Seen a senior faculty member lately? The Committee on Undergraduate Education (CUE) may soon take steps to ensure that most students get at least a glimpse of the Faculty's luminaries. The committee will decide next week what to do with tutorial reforms proposed by Glen W. Bowersock '57, associate dean of the Faculty for undergraduate education and chairman of CUE.
The proposals include the establishment of a post-doctoral instructor position with extensive teaching duties, as well as a system designed to give seniors priority in receiving instruction from senior faculty members.
The present requirements say that teaching fellows may lead no more than 30 per cent of a department's tutorials and senior faculty must lead at least 30 per cent of the tutorials. However, a CUE study on tutorials in 1976-77 reveals that teaching fellows taught more than 95 per cent of the sophomore tutorials in the Economics, English, Government, History, and Psychology and Social Relations departments.
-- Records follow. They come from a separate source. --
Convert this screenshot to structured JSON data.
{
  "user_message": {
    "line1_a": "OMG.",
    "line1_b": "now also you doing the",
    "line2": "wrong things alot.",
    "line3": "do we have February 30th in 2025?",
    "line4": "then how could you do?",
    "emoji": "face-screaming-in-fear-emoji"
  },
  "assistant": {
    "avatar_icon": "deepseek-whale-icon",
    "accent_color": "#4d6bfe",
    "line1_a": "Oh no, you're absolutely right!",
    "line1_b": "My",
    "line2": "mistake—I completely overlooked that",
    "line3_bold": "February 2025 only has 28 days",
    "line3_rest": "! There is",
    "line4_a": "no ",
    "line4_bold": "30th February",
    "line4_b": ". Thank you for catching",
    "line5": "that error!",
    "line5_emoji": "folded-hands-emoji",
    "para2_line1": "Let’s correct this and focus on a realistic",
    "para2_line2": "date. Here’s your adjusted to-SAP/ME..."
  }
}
The proposal will go before the full Faculty for a vote, and so far it doesn't seem to have run into serious opposition. Tutorials in the five departments cited in the study are still headed by junior faculty though some departments are taking steps to draw in senior faculty.
If Bowerstock's proposals pass, students may well find a senior faculty member leading their next tutorial. As Richard J. Herrnstein, professor of Psychology, said recently, "It's time to re-capture the Faculty."